The Varex II's improvements are more than skin deep. The company claims the new machine will see a significant increase in uptime because all sensitive components are protected. The machine on display at K 2013 is processing 1000 kg of polymer per hour through a 400-millimeter die.
"This is what I would say is 'top of the top' concerning output," said Falco Paepenmüller, general manager of extrusion for W&H.
The cooling ring, which optimizes the aerodynamics of the air being brought into the bubble — based on the Opticool technology introduced by W&H in 2009 — is now a totally enclosed design, with no exposed wiring. A specialist composite sandwich of glass, insulating material and more glass, reduces condensation on the ring. The ring housing can accommodate two variants of the Opticool system: DL, which has a dual cooling lip, or the other option, HP [High Performance] with stabilizers on top.
The Pro Controller, a 24-inch touchscreen module, is described by Paepenmüller as "intuitive, you can do pretty much whatever you need to do with one click. To make it easier for the operators to use the machine we've included a lot of automation features. So, for example, we have our new 'easy wind,' an automation feature that — in case you change parameters on the machine itself, for example the width or the thickness — the winder automatically dumps his parameters so there is no operator action needed any more."

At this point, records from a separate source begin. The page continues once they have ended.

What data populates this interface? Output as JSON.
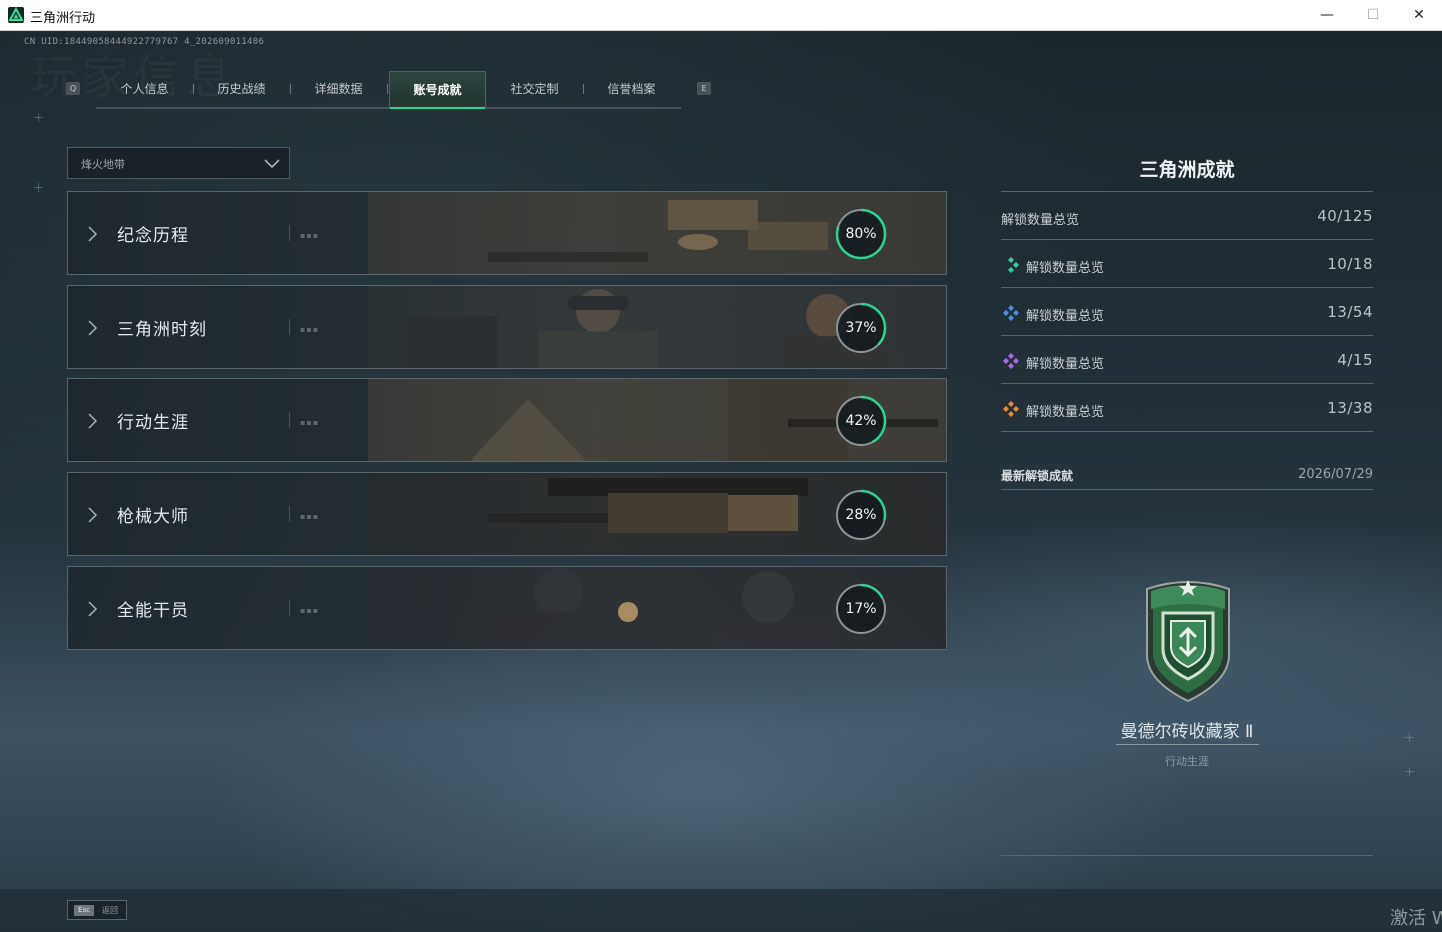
{
  "window": {
    "title": "三角洲行动",
    "minimize_glyph": "—",
    "maximize_glyph": "☐",
    "close_glyph": "✕"
  },
  "header": {
    "uid": "CN UID:18449058444922779767 4_202609011406",
    "background_title": "玩家信息"
  },
  "tabs": {
    "prev_key": "Q",
    "next_key": "E",
    "items": [
      {
        "label": "个人信息"
      },
      {
        "label": "历史战绩"
      },
      {
        "label": "详细数据"
      },
      {
        "label": "账号成就",
        "active": true
      },
      {
        "label": "社交定制"
      },
      {
        "label": "信誉档案"
      }
    ]
  },
  "filter": {
    "selected": "烽火地带"
  },
  "categories": [
    {
      "name": "纪念历程",
      "progress_percent": 80,
      "progress_text": "80%"
    },
    {
      "name": "三角洲时刻",
      "progress_percent": 37,
      "progress_text": "37%"
    },
    {
      "name": "行动生涯",
      "progress_percent": 42,
      "progress_text": "42%"
    },
    {
      "name": "枪械大师",
      "progress_percent": 28,
      "progress_text": "28%"
    },
    {
      "name": "全能干员",
      "progress_percent": 17,
      "progress_text": "17%"
    }
  ],
  "summary": {
    "title": "三角洲成就",
    "total": {
      "label": "解锁数量总览",
      "value": "40/125"
    },
    "tiers": [
      {
        "label": "解锁数量总览",
        "value": "10/18",
        "icon": "green-tier-icon",
        "color": "#2fd39a"
      },
      {
        "label": "解锁数量总览",
        "value": "13/54",
        "icon": "blue-tier-icon",
        "color": "#4e8fe0"
      },
      {
        "label": "解锁数量总览",
        "value": "4/15",
        "icon": "purple-tier-icon",
        "color": "#b067e6"
      },
      {
        "label": "解锁数量总览",
        "value": "13/38",
        "icon": "orange-tier-icon",
        "color": "#e88a3c"
      }
    ]
  },
  "latest": {
    "label": "最新解锁成就",
    "date": "2026/07/29",
    "achievement_name": "曼德尔砖收藏家 Ⅱ",
    "achievement_category": "行动生涯"
  },
  "footer": {
    "esc_key": "Esc",
    "back_label": "返回",
    "activate_text": "激活 W"
  },
  "colors": {
    "accent_green": "#2cd48c"
  }
}
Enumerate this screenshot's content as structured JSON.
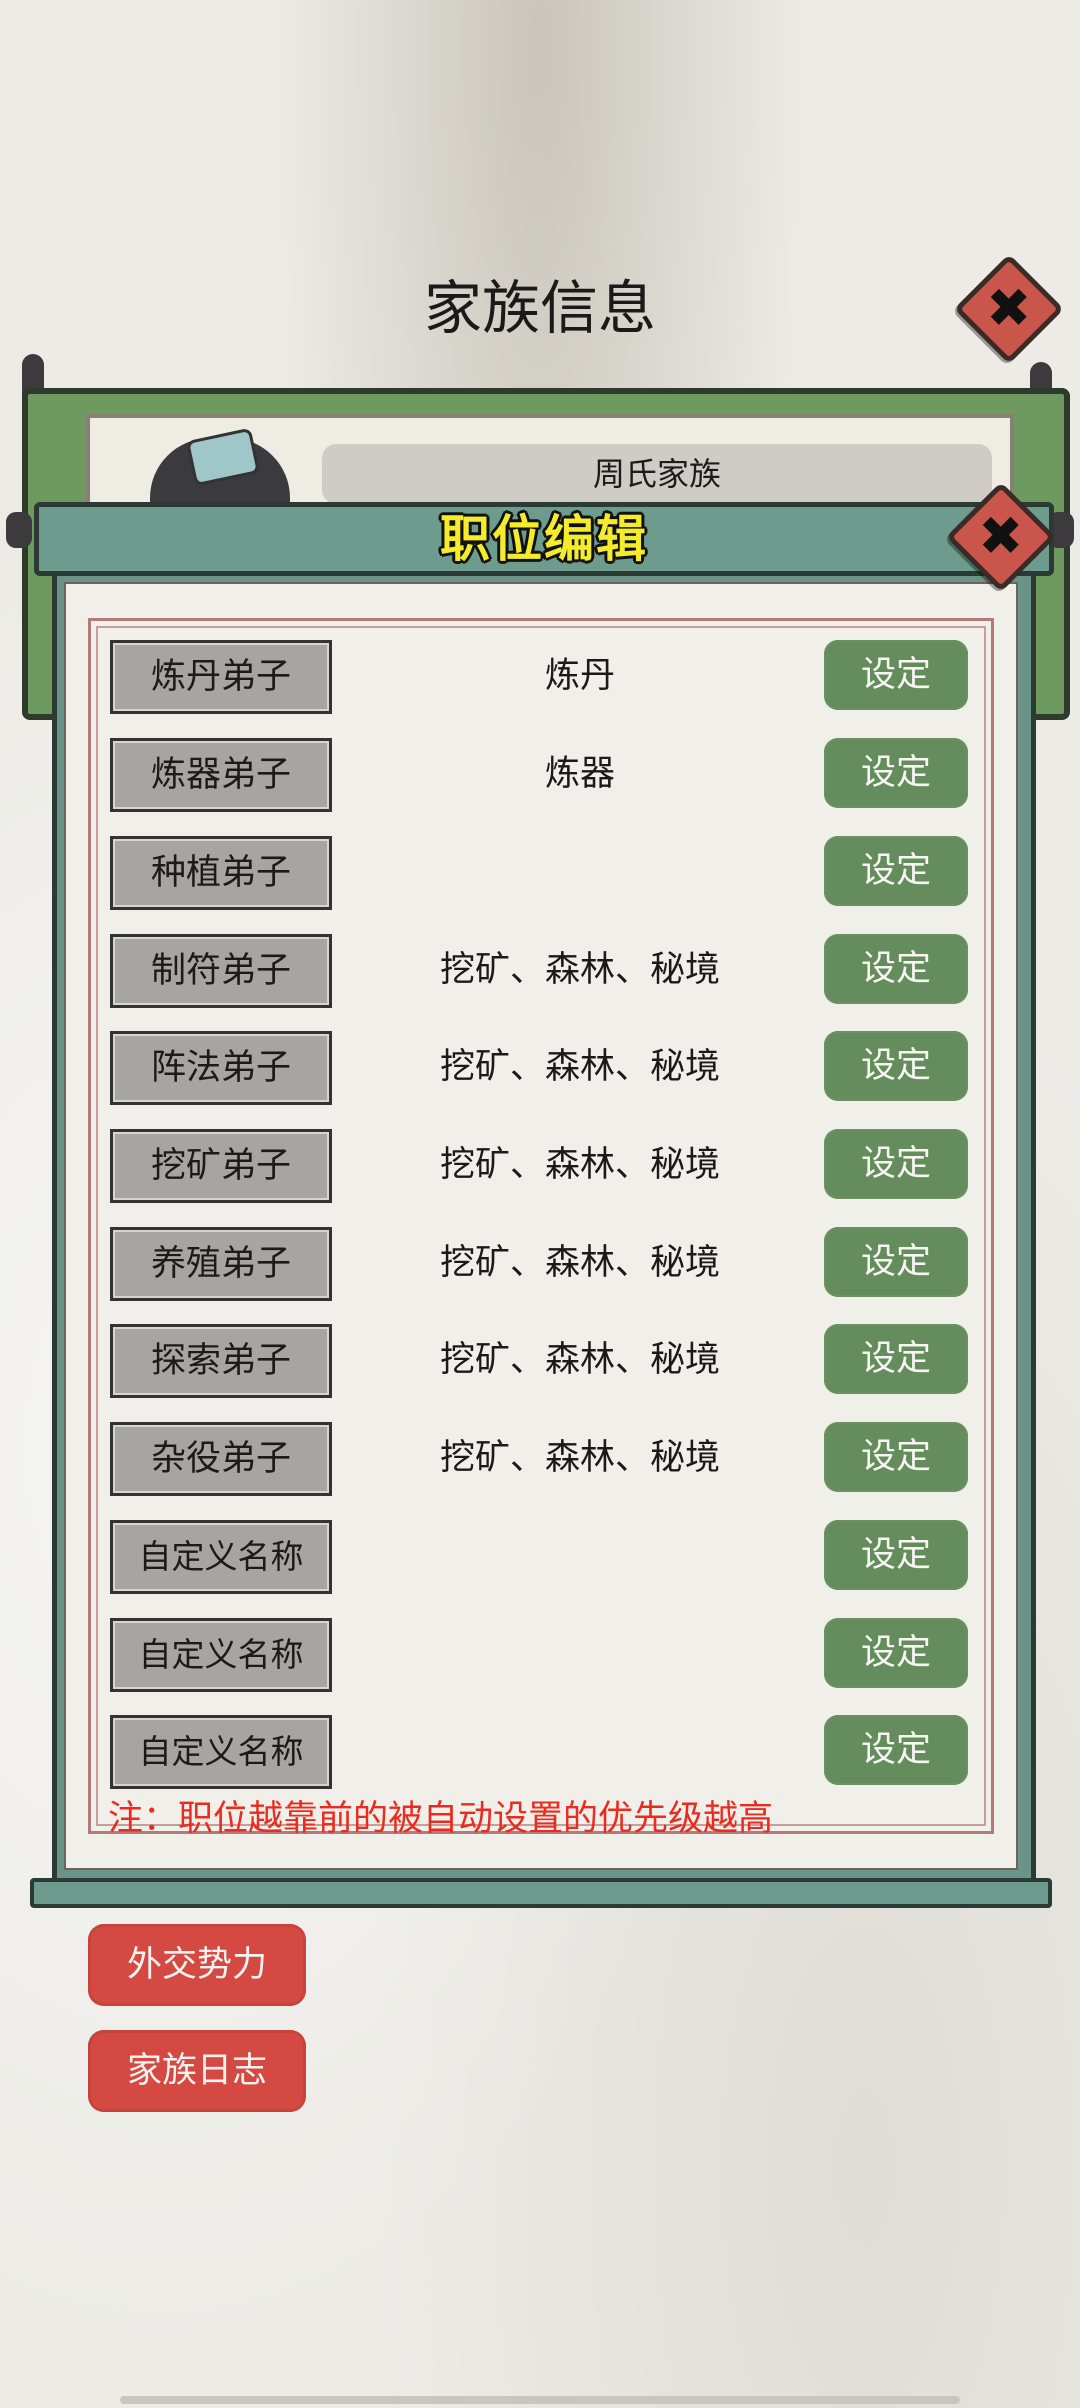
{
  "header": {
    "title": "家族信息",
    "close_symbol": "✖"
  },
  "family": {
    "name": "周氏家族"
  },
  "dialog": {
    "title": "职位编辑",
    "close_symbol": "✖",
    "rows": [
      {
        "role": "炼丹弟子",
        "value": "炼丹",
        "button": "设定"
      },
      {
        "role": "炼器弟子",
        "value": "炼器",
        "button": "设定"
      },
      {
        "role": "种植弟子",
        "value": "",
        "button": "设定"
      },
      {
        "role": "制符弟子",
        "value": "挖矿、森林、秘境",
        "button": "设定"
      },
      {
        "role": "阵法弟子",
        "value": "挖矿、森林、秘境",
        "button": "设定"
      },
      {
        "role": "挖矿弟子",
        "value": "挖矿、森林、秘境",
        "button": "设定"
      },
      {
        "role": "养殖弟子",
        "value": "挖矿、森林、秘境",
        "button": "设定"
      },
      {
        "role": "探索弟子",
        "value": "挖矿、森林、秘境",
        "button": "设定"
      },
      {
        "role": "杂役弟子",
        "value": "挖矿、森林、秘境",
        "button": "设定"
      },
      {
        "role": "自定义名称",
        "value": "",
        "button": "设定"
      },
      {
        "role": "自定义名称",
        "value": "",
        "button": "设定"
      },
      {
        "role": "自定义名称",
        "value": "",
        "button": "设定"
      }
    ],
    "note": "注：职位越靠前的被自动设置的优先级越高"
  },
  "buttons": {
    "diplomacy": "外交势力",
    "family_log": "家族日志"
  },
  "colors": {
    "accent_green": "#648c5c",
    "accent_red": "#d44a43",
    "title_yellow": "#f4eb2a",
    "note_red": "#ea2b1f"
  }
}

The Pro Controller offers the operator a detailed view of energy consumption. Not just total consumption but real-time, itemized reporting of multiple process parts.
From the processing engineering side, the extruders have been optimized to work at a lower melt temperature, giving potential for additional output. The die head has a new insulated covering that the company claims lowers energy consumption.
Paepenmüller says: "The idea is that we don't need as much energy to keep the temperature of the die head up. On the other hand, if you have to do maintenance, you also have to find a way to let out the heat more quickly, that's why we have opening flaps. Two handles open six or nine flaps simultaneously so you don't have to go around doing it step by step, you just do it once."
The Varex II is a clean-sheet design, replacing a W&H line with a pedigree of more than 30 years. Paepenmüller explained: "Each component was redone and rethought. And it was a total of three years of work, with about 50 people working on it in total.
"We used this technical redesign to rethink the appearance, because for us this is also the next step in blown film when it comes to sustainability, ergonomics and the handling of the machine."
The redesign is not simply about aesthetics or health and safety concerns, Paepenmüller contends: "It's about increasing the uptime of the machine. If there are cables hanging down or sensors sticking out, and there is a fault, our operators in the field go the shortest way they can go. Often you get problems with the machine afterwards because they step on a sensor or rip off a cable. We're not just protecting the operator but also protecting the machine. We see quite a significant increase in uptime because all sensitive components are protected."